Collection entries:
◇ ◇ ◇ ◇ ◇

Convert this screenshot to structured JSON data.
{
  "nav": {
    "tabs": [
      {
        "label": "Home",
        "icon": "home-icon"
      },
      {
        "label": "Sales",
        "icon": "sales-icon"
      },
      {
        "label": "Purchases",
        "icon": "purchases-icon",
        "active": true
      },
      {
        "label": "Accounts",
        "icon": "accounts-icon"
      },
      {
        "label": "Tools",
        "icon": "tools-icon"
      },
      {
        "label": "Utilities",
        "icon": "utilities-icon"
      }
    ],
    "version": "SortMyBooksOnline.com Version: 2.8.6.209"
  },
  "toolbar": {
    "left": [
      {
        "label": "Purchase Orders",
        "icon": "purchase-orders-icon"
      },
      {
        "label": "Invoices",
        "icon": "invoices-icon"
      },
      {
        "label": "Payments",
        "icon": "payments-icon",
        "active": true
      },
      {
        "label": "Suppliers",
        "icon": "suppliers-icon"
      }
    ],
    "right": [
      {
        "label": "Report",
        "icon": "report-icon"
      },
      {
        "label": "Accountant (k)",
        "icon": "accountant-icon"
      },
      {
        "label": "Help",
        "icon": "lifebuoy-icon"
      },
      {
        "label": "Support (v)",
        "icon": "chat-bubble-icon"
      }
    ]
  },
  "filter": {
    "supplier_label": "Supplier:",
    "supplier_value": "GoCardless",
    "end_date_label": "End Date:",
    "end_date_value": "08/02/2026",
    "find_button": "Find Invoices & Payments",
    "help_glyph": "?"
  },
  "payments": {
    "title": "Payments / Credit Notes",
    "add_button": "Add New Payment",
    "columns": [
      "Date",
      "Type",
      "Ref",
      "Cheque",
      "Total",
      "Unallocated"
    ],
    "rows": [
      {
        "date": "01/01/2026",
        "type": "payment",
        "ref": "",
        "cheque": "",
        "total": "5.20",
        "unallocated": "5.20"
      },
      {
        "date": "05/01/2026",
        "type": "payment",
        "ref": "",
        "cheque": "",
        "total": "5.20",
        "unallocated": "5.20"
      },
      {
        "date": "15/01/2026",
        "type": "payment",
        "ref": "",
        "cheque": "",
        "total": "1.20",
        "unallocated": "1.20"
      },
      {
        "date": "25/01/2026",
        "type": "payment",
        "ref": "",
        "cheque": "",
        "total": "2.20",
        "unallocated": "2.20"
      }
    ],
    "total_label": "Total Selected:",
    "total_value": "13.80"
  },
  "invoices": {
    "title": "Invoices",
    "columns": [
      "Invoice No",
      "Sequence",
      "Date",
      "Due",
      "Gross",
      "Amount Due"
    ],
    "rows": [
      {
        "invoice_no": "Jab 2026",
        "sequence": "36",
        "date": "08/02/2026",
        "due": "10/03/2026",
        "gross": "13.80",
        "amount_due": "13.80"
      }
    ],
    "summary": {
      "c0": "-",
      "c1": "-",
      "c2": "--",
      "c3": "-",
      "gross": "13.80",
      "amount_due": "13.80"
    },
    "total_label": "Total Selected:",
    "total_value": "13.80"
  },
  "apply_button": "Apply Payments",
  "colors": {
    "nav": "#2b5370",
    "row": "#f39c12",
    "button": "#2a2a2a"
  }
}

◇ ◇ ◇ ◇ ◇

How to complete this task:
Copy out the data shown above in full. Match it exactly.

Exercise response:
Convert this screenshot to structured JSON data.
{
  "nav": {
    "tabs": [
      {
        "label": "Home",
        "icon": "home-icon"
      },
      {
        "label": "Sales",
        "icon": "sales-icon"
      },
      {
        "label": "Purchases",
        "icon": "purchases-icon",
        "active": true
      },
      {
        "label": "Accounts",
        "icon": "accounts-icon"
      },
      {
        "label": "Tools",
        "icon": "tools-icon"
      },
      {
        "label": "Utilities",
        "icon": "utilities-icon"
      }
    ],
    "version": "SortMyBooksOnline.com Version: 2.8.6.209"
  },
  "toolbar": {
    "left": [
      {
        "label": "Purchase Orders",
        "icon": "purchase-orders-icon"
      },
      {
        "label": "Invoices",
        "icon": "invoices-icon"
      },
      {
        "label": "Payments",
        "icon": "payments-icon",
        "active": true
      },
      {
        "label": "Suppliers",
        "icon": "suppliers-icon"
      }
    ],
    "right": [
      {
        "label": "Report",
        "icon": "report-icon"
      },
      {
        "label": "Accountant (k)",
        "icon": "accountant-icon"
      },
      {
        "label": "Help",
        "icon": "lifebuoy-icon"
      },
      {
        "label": "Support (v)",
        "icon": "chat-bubble-icon"
      }
    ]
  },
  "filter": {
    "supplier_label": "Supplier:",
    "supplier_value": "GoCardless",
    "end_date_label": "End Date:",
    "end_date_value": "08/02/2026",
    "find_button": "Find Invoices & Payments",
    "help_glyph": "?"
  },
  "payments": {
    "title": "Payments / Credit Notes",
    "add_button": "Add New Payment",
    "columns": [
      "Date",
      "Type",
      "Ref",
      "Cheque",
      "Total",
      "Unallocated"
    ],
    "rows": [
      {
        "date": "01/01/2026",
        "type": "payment",
        "ref": "",
        "cheque": "",
        "total": "5.20",
        "unallocated": "5.20"
      },
      {
        "date": "05/01/2026",
        "type": "payment",
        "ref": "",
        "cheque": "",
        "total": "5.20",
        "unallocated": "5.20"
      },
      {
        "date": "15/01/2026",
        "type": "payment",
        "ref": "",
        "cheque": "",
        "total": "1.20",
        "unallocated": "1.20"
      },
      {
        "date": "25/01/2026",
        "type": "payment",
        "ref": "",
        "cheque": "",
        "total": "2.20",
        "unallocated": "2.20"
      }
    ],
    "total_label": "Total Selected:",
    "total_value": "13.80"
  },
  "invoices": {
    "title": "Invoices",
    "columns": [
      "Invoice No",
      "Sequence",
      "Date",
      "Due",
      "Gross",
      "Amount Due"
    ],
    "rows": [
      {
        "invoice_no": "Jab 2026",
        "sequence": "36",
        "date": "08/02/2026",
        "due": "10/03/2026",
        "gross": "13.80",
        "amount_due": "13.80"
      }
    ],
    "summary": {
      "c0": "-",
      "c1": "-",
      "c2": "--",
      "c3": "-",
      "gross": "13.80",
      "amount_due": "13.80"
    },
    "total_label": "Total Selected:",
    "total_value": "13.80"
  },
  "apply_button": "Apply Payments",
  "colors": {
    "nav": "#2b5370",
    "row": "#f39c12",
    "button": "#2a2a2a"
  }
}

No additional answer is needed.